- _WHAT THE TASK REQUIRES_: Tally the lines of these entries that include "Shirt"; respond with only that tally.

Stored items from a collection

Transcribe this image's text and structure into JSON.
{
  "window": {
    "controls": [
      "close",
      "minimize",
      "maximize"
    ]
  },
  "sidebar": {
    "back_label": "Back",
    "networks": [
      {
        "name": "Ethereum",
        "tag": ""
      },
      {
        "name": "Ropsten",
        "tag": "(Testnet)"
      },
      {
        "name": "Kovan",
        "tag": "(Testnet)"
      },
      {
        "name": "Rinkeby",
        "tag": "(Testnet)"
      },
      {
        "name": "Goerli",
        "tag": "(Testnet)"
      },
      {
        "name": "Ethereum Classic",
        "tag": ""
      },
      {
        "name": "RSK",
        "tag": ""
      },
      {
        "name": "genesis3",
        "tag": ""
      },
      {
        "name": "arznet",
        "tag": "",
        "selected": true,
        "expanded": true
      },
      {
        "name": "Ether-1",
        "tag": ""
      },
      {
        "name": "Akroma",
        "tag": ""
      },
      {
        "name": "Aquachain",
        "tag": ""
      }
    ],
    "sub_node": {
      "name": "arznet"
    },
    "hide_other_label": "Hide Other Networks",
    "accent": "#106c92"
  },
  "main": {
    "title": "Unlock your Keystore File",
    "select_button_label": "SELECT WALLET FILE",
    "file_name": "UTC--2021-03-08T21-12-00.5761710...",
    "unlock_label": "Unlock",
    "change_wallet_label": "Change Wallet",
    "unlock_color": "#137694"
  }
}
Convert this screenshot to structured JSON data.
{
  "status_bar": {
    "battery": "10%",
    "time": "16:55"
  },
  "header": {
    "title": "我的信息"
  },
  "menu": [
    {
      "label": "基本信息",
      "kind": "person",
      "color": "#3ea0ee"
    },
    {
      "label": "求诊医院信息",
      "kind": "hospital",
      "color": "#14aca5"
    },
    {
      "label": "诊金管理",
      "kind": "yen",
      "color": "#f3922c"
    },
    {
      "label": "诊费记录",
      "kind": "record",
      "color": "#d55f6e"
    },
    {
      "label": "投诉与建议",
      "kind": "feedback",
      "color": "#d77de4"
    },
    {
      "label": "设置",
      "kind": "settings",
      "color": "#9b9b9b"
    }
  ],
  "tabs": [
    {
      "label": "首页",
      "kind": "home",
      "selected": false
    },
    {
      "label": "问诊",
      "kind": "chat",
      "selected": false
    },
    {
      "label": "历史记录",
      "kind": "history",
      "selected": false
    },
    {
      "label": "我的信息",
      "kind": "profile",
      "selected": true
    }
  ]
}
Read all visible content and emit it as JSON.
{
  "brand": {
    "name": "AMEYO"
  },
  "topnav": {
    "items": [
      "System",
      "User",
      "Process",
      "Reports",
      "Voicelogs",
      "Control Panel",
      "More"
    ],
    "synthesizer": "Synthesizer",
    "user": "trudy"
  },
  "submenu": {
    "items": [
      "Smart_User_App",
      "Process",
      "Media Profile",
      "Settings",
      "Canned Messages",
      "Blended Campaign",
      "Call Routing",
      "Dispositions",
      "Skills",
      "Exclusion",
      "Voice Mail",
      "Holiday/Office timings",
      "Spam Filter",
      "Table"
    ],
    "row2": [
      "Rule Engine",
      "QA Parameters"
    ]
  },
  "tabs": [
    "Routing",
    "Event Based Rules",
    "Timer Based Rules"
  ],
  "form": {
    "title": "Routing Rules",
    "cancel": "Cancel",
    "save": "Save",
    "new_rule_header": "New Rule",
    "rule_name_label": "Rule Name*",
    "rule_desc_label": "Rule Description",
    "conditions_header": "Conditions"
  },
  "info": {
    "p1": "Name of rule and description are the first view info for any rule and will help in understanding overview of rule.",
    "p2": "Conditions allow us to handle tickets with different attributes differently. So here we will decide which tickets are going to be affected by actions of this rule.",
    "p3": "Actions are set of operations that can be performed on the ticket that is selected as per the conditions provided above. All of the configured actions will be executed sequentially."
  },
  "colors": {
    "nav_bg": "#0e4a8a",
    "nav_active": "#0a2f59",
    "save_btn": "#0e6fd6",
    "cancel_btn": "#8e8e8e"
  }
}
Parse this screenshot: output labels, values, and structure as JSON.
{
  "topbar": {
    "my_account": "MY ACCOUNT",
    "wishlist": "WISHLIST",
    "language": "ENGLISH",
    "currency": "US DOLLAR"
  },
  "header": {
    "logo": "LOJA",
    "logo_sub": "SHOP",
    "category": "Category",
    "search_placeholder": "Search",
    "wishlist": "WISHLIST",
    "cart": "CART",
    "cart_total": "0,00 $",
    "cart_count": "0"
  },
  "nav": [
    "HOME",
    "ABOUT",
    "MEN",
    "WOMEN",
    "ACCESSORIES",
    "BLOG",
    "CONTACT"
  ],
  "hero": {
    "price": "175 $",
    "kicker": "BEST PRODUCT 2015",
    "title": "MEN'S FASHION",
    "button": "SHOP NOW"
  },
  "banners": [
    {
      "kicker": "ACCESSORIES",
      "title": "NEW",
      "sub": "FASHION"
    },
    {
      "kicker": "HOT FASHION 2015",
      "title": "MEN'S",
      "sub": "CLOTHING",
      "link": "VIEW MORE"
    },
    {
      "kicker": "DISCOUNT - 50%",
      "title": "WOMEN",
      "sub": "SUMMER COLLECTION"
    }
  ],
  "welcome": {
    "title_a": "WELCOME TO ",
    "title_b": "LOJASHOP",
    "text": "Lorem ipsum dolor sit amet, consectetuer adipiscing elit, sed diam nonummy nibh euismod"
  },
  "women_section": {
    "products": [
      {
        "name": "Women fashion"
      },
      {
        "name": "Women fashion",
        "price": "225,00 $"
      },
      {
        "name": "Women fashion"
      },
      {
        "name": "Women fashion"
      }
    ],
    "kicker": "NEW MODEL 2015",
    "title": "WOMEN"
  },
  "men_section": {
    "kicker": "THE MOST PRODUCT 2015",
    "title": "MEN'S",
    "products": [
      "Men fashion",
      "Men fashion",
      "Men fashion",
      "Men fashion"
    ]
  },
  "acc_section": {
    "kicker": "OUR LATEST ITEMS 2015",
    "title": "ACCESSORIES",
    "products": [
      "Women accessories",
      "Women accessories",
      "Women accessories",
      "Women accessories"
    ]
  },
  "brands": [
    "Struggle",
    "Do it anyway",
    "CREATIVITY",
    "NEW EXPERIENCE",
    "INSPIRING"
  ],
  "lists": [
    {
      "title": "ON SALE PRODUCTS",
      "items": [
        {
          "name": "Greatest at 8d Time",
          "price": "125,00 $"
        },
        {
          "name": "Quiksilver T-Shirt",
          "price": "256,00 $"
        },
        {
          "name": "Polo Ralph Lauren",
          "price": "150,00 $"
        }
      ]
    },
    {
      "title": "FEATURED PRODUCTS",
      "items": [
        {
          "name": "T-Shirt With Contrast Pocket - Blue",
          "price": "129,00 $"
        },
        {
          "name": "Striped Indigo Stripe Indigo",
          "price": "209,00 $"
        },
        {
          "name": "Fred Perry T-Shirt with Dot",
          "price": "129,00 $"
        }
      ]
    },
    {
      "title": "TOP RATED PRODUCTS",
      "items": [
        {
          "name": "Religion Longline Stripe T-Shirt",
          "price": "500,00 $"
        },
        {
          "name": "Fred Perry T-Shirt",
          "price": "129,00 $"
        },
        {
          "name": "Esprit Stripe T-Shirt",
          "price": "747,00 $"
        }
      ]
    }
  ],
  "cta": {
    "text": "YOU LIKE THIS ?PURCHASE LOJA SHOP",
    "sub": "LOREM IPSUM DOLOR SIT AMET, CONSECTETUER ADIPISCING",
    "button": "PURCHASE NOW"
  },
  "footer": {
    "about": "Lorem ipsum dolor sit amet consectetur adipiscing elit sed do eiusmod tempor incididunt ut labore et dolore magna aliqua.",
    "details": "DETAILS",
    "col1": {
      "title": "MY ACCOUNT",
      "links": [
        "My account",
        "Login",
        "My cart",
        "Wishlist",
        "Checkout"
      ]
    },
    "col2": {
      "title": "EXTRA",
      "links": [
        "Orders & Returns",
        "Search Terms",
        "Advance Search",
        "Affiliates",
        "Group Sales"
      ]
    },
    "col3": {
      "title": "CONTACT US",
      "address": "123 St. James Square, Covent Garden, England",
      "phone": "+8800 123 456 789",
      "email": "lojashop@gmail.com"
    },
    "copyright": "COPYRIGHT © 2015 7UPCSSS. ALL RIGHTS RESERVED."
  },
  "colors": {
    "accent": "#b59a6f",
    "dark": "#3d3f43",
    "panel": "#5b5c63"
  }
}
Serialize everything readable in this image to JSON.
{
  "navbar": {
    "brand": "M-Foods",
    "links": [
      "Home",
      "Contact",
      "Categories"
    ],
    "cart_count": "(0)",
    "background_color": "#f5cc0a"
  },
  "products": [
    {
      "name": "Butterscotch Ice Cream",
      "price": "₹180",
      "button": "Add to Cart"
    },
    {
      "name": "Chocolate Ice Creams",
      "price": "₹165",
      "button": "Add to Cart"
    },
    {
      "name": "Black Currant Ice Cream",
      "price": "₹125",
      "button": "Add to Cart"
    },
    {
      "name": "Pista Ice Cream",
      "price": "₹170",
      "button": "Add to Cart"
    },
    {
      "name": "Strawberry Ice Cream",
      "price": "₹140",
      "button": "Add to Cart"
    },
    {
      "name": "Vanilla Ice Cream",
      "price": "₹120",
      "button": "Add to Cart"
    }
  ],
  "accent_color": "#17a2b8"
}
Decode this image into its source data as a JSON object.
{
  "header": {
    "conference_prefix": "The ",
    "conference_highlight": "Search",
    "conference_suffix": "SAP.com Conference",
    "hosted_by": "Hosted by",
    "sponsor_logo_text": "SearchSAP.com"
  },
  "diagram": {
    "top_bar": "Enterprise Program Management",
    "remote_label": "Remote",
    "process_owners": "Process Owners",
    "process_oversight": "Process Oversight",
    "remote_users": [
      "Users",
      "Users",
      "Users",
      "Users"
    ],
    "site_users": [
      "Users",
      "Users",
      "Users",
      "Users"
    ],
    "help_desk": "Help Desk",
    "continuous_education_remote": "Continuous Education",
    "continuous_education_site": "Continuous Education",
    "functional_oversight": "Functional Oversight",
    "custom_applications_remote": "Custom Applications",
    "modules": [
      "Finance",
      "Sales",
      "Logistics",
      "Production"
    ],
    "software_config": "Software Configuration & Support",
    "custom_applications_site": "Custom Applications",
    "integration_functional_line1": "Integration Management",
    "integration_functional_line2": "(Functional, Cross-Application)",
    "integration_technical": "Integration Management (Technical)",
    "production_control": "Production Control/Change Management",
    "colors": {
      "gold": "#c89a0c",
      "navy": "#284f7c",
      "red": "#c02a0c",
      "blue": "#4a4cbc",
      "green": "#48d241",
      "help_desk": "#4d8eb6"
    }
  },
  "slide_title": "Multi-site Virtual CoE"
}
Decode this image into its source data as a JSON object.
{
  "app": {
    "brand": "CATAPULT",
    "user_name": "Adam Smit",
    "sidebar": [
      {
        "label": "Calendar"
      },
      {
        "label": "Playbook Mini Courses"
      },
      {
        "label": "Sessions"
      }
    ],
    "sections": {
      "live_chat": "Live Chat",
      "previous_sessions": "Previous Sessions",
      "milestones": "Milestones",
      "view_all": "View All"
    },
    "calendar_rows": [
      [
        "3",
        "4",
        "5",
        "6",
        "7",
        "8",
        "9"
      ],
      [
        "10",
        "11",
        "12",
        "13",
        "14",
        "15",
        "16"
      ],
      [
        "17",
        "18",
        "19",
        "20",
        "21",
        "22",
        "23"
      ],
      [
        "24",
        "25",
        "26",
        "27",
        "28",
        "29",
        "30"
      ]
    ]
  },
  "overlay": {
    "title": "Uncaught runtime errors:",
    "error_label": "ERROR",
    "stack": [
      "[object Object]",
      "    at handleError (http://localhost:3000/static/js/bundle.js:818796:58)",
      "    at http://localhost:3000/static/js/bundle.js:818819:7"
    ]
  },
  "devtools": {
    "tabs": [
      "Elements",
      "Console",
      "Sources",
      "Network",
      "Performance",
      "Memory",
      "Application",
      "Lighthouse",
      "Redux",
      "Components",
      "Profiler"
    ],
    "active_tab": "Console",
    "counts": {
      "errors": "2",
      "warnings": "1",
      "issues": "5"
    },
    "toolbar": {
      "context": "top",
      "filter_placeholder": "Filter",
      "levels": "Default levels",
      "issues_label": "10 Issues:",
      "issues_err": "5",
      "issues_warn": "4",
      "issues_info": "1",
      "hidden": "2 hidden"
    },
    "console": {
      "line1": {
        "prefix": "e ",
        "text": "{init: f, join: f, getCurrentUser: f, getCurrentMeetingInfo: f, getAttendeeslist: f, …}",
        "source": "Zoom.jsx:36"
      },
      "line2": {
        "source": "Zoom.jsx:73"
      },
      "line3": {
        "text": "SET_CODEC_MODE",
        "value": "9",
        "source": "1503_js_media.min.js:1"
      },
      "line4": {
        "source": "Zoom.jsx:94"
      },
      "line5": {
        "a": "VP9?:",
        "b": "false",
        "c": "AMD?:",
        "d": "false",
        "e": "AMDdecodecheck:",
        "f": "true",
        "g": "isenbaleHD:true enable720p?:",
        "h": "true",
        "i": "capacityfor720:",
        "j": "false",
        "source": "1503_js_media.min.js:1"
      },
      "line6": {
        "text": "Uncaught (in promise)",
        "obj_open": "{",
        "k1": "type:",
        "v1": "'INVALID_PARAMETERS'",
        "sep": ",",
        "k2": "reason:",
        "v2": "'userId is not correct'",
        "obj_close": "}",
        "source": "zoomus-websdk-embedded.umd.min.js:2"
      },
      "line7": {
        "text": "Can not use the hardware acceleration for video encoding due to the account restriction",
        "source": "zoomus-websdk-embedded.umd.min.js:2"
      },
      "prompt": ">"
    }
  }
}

- _RESPONSE_: 6